Google has made some changes to the way it runs its Play Store. The alterations will impact developers, but not in a big way. First, human beings are now reviewing apps before they are published, and second, Google wants all apps rated for content.
Google said it began reviewing apps recently in order to protect the Android community and to improve the quality of apps in the Play Store. The company has assembled a team of “experts” to identify violations of Google’s developer policies. Google didn’t reveal how large this expert team is. Despite adding the human review process, Google is confident it can publish developers’ apps in a matter of hours. Developers should not notice any real change, according to Google.
One thing that will change is the level of transparency of the review process. Developers will know when their app is being reviewed. Moreover, Google will explain to developers why their apps were rejected or suspended, and what they can do to make them comply with Google’s policies.

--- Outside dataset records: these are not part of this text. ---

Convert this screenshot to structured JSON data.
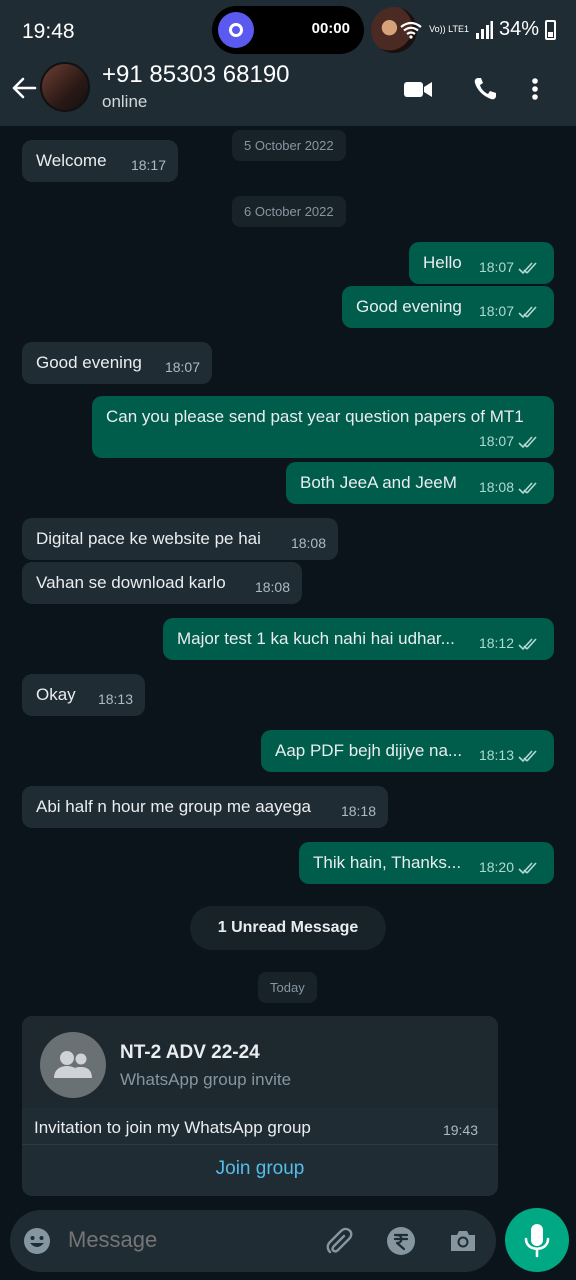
{
  "status_bar": {
    "time": "19:48",
    "timer": "00:00",
    "volte": "Vo)) LTE1",
    "battery": "34%"
  },
  "header": {
    "contact_name": "+91 85303 68190",
    "contact_status": "online",
    "icons": [
      "back-arrow-icon",
      "video-call-icon",
      "voice-call-icon",
      "more-options-icon"
    ]
  },
  "chat": {
    "dates": {
      "d1": "5 October 2022",
      "d2": "6 October 2022",
      "d3": "Today"
    },
    "messages": [
      {
        "dir": "in",
        "text": "Welcome",
        "time": "18:17"
      },
      {
        "dir": "out",
        "text": "Hello",
        "time": "18:07"
      },
      {
        "dir": "out",
        "text": "Good evening",
        "time": "18:07"
      },
      {
        "dir": "in",
        "text": "Good evening",
        "time": "18:07"
      },
      {
        "dir": "out",
        "text": "Can you please send past year question papers of MT1",
        "time": "18:07"
      },
      {
        "dir": "out",
        "text": "Both JeeA and JeeM",
        "time": "18:08"
      },
      {
        "dir": "in",
        "text": "Digital pace ke website pe hai",
        "time": "18:08"
      },
      {
        "dir": "in",
        "text": "Vahan se download karlo",
        "time": "18:08"
      },
      {
        "dir": "out",
        "text": "Major test 1 ka kuch nahi hai udhar...",
        "time": "18:12"
      },
      {
        "dir": "in",
        "text": "Okay",
        "time": "18:13"
      },
      {
        "dir": "out",
        "text": "Aap PDF bejh dijiye na...",
        "time": "18:13"
      },
      {
        "dir": "in",
        "text": "Abi half n hour me group me aayega",
        "time": "18:18"
      },
      {
        "dir": "out",
        "text": "Thik hain, Thanks...",
        "time": "18:20"
      }
    ],
    "unread_label": "1 Unread Message",
    "invite": {
      "group_name": "NT-2 ADV 22-24",
      "subtitle": "WhatsApp group invite",
      "text": "Invitation to join my WhatsApp group",
      "time": "19:43",
      "button": "Join group"
    }
  },
  "composer": {
    "placeholder": "Message",
    "icons": [
      "emoji-icon",
      "attach-icon",
      "rupee-payment-icon",
      "camera-icon",
      "mic-icon"
    ]
  },
  "colors": {
    "background": "#0b141a",
    "bar": "#1f2c34",
    "incoming": "#202c33",
    "outgoing": "#005c4b",
    "accent": "#00a884",
    "link": "#53bdeb"
  }
}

This comes just a month after Google was forced to pull a handful of apps from the Play Store that were spreading adware.
Google is implementing a new age-based rating system, too, and this will entail some work on the part of developers. From May 1st on, all developers will need to complete a content-rating questionnaire in order for an app to be published. Google will use official ratings from the International Age Rating Coalition (IARC) and its participating bodies. Google understands that countries and regions have their own beliefs on what content is appropriate for kids, teens, and adults, and the IARC will help generate the right ratings needed for each region.
“Consistent with industry best practices, this change will give developers an easy way to communicate familiar and locally relevant content ratings to their users and help improve app discovery and engagement by letting people choose content that is right for them,” said Google.
Already have some apps published in the Play Store? You’ll need to fill out the content rating questionnaire for those, too. Google won’t pull or suspend apps that don’t have a rating, but it will mark them as “Unrated.” Such apps may not be available in markets that require age ratings. In other words, it is in developers’ best interests to fill out the questionnaire.
The bottom line here is that Google Play Store is no longer the Wild West. Google isn’t going as far as Apple does to ensure quality apps, but it is sending a clear message to developers that it’s paying attention.